## What this task involves
Repeat the data in full. No line may differ from the original.

Data records for software interfaces:
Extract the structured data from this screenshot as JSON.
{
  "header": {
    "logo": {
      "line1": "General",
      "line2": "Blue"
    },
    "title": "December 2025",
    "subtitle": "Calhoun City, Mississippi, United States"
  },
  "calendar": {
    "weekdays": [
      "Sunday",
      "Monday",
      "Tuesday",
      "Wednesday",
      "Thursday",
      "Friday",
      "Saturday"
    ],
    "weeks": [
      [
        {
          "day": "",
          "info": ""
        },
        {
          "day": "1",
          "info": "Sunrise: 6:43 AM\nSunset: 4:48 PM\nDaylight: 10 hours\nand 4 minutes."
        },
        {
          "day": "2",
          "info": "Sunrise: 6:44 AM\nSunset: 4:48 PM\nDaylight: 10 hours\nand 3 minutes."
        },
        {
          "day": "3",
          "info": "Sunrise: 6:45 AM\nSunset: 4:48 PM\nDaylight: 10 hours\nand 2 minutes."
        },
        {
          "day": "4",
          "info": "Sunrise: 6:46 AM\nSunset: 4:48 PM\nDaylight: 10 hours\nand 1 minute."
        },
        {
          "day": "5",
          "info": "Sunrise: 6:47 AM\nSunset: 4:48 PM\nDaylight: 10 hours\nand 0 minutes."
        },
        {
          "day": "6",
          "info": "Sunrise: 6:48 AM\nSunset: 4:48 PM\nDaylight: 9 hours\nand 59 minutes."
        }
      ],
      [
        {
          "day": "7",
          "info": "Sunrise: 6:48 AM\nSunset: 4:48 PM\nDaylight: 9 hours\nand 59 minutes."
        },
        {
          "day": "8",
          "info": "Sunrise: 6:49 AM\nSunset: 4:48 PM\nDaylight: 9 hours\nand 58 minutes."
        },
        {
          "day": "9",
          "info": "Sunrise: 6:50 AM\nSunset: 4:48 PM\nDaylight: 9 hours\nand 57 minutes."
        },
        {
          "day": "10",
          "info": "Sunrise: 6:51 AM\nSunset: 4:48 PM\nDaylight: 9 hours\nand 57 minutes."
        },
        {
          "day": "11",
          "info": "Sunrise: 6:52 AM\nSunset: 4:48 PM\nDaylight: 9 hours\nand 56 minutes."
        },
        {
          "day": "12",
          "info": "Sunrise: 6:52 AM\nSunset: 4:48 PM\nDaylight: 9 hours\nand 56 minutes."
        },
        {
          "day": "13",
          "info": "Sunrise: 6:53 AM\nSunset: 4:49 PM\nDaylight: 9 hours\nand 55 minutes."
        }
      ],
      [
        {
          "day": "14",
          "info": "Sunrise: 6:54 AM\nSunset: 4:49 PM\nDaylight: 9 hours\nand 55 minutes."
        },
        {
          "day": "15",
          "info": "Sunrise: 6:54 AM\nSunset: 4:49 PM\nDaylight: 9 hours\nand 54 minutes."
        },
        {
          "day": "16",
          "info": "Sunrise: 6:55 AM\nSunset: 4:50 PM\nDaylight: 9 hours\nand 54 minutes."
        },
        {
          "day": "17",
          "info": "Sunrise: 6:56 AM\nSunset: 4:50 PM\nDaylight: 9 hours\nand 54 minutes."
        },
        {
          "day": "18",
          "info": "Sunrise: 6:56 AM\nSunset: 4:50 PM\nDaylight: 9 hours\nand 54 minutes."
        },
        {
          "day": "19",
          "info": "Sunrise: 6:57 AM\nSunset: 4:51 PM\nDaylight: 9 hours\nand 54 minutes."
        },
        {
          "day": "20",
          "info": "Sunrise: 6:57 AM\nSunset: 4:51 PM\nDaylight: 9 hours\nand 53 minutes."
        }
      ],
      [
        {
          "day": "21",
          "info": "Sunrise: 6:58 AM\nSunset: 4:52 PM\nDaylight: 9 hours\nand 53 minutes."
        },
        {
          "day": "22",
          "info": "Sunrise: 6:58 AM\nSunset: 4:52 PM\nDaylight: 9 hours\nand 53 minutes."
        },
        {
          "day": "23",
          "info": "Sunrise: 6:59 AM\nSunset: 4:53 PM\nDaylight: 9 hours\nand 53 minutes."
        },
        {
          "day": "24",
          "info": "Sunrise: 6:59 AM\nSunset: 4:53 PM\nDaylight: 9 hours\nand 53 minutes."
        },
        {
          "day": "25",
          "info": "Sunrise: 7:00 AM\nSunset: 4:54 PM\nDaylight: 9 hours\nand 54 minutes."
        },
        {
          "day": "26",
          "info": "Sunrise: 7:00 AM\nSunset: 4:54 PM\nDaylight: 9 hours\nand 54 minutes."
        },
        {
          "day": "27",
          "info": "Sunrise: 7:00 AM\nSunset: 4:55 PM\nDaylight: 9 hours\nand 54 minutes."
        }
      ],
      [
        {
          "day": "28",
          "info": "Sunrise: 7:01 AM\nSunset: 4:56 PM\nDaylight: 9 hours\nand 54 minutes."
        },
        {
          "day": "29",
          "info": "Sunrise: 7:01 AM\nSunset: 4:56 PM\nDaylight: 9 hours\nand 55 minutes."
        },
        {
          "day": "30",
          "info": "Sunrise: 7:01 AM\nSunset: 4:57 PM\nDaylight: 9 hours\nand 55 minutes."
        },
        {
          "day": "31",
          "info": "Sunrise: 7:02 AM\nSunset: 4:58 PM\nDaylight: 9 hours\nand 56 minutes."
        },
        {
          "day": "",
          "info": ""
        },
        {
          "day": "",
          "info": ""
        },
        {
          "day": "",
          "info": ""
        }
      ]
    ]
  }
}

## Solution for this exercise
Extract the structured data from this screenshot as JSON.
{
  "header": {
    "logo": {
      "line1": "General",
      "line2": "Blue"
    },
    "title": "December 2025",
    "subtitle": "Calhoun City, Mississippi, United States"
  },
  "calendar": {
    "weekdays": [
      "Sunday",
      "Monday",
      "Tuesday",
      "Wednesday",
      "Thursday",
      "Friday",
      "Saturday"
    ],
    "weeks": [
      [
        {
          "day": "",
          "info": ""
        },
        {
          "day": "1",
          "info": "Sunrise: 6:43 AM\nSunset: 4:48 PM\nDaylight: 10 hours\nand 4 minutes."
        },
        {
          "day": "2",
          "info": "Sunrise: 6:44 AM\nSunset: 4:48 PM\nDaylight: 10 hours\nand 3 minutes."
        },
        {
          "day": "3",
          "info": "Sunrise: 6:45 AM\nSunset: 4:48 PM\nDaylight: 10 hours\nand 2 minutes."
        },
        {
          "day": "4",
          "info": "Sunrise: 6:46 AM\nSunset: 4:48 PM\nDaylight: 10 hours\nand 1 minute."
        },
        {
          "day": "5",
          "info": "Sunrise: 6:47 AM\nSunset: 4:48 PM\nDaylight: 10 hours\nand 0 minutes."
        },
        {
          "day": "6",
          "info": "Sunrise: 6:48 AM\nSunset: 4:48 PM\nDaylight: 9 hours\nand 59 minutes."
        }
      ],
      [
        {
          "day": "7",
          "info": "Sunrise: 6:48 AM\nSunset: 4:48 PM\nDaylight: 9 hours\nand 59 minutes."
        },
        {
          "day": "8",
          "info": "Sunrise: 6:49 AM\nSunset: 4:48 PM\nDaylight: 9 hours\nand 58 minutes."
        },
        {
          "day": "9",
          "info": "Sunrise: 6:50 AM\nSunset: 4:48 PM\nDaylight: 9 hours\nand 57 minutes."
        },
        {
          "day": "10",
          "info": "Sunrise: 6:51 AM\nSunset: 4:48 PM\nDaylight: 9 hours\nand 57 minutes."
        },
        {
          "day": "11",
          "info": "Sunrise: 6:52 AM\nSunset: 4:48 PM\nDaylight: 9 hours\nand 56 minutes."
        },
        {
          "day": "12",
          "info": "Sunrise: 6:52 AM\nSunset: 4:48 PM\nDaylight: 9 hours\nand 56 minutes."
        },
        {
          "day": "13",
          "info": "Sunrise: 6:53 AM\nSunset: 4:49 PM\nDaylight: 9 hours\nand 55 minutes."
        }
      ],
      [
        {
          "day": "14",
          "info": "Sunrise: 6:54 AM\nSunset: 4:49 PM\nDaylight: 9 hours\nand 55 minutes."
        },
        {
          "day": "15",
          "info": "Sunrise: 6:54 AM\nSunset: 4:49 PM\nDaylight: 9 hours\nand 54 minutes."
        },
        {
          "day": "16",
          "info": "Sunrise: 6:55 AM\nSunset: 4:50 PM\nDaylight: 9 hours\nand 54 minutes."
        },
        {
          "day": "17",
          "info": "Sunrise: 6:56 AM\nSunset: 4:50 PM\nDaylight: 9 hours\nand 54 minutes."
        },
        {
          "day": "18",
          "info": "Sunrise: 6:56 AM\nSunset: 4:50 PM\nDaylight: 9 hours\nand 54 minutes."
        },
        {
          "day": "19",
          "info": "Sunrise: 6:57 AM\nSunset: 4:51 PM\nDaylight: 9 hours\nand 54 minutes."
        },
        {
          "day": "20",
          "info": "Sunrise: 6:57 AM\nSunset: 4:51 PM\nDaylight: 9 hours\nand 53 minutes."
        }
      ],
      [
        {
          "day": "21",
          "info": "Sunrise: 6:58 AM\nSunset: 4:52 PM\nDaylight: 9 hours\nand 53 minutes."
        },
        {
          "day": "22",
          "info": "Sunrise: 6:58 AM\nSunset: 4:52 PM\nDaylight: 9 hours\nand 53 minutes."
        },
        {
          "day": "23",
          "info": "Sunrise: 6:59 AM\nSunset: 4:53 PM\nDaylight: 9 hours\nand 53 minutes."
        },
        {
          "day": "24",
          "info": "Sunrise: 6:59 AM\nSunset: 4:53 PM\nDaylight: 9 hours\nand 53 minutes."
        },
        {
          "day": "25",
          "info": "Sunrise: 7:00 AM\nSunset: 4:54 PM\nDaylight: 9 hours\nand 54 minutes."
        },
        {
          "day": "26",
          "info": "Sunrise: 7:00 AM\nSunset: 4:54 PM\nDaylight: 9 hours\nand 54 minutes."
        },
        {
          "day": "27",
          "info": "Sunrise: 7:00 AM\nSunset: 4:55 PM\nDaylight: 9 hours\nand 54 minutes."
        }
      ],
      [
        {
          "day": "28",
          "info": "Sunrise: 7:01 AM\nSunset: 4:56 PM\nDaylight: 9 hours\nand 54 minutes."
        },
        {
          "day": "29",
          "info": "Sunrise: 7:01 AM\nSunset: 4:56 PM\nDaylight: 9 hours\nand 55 minutes."
        },
        {
          "day": "30",
          "info": "Sunrise: 7:01 AM\nSunset: 4:57 PM\nDaylight: 9 hours\nand 55 minutes."
        },
        {
          "day": "31",
          "info": "Sunrise: 7:02 AM\nSunset: 4:58 PM\nDaylight: 9 hours\nand 56 minutes."
        },
        {
          "day": "",
          "info": ""
        },
        {
          "day": "",
          "info": ""
        },
        {
          "day": "",
          "info": ""
        }
      ]
    ]
  }
}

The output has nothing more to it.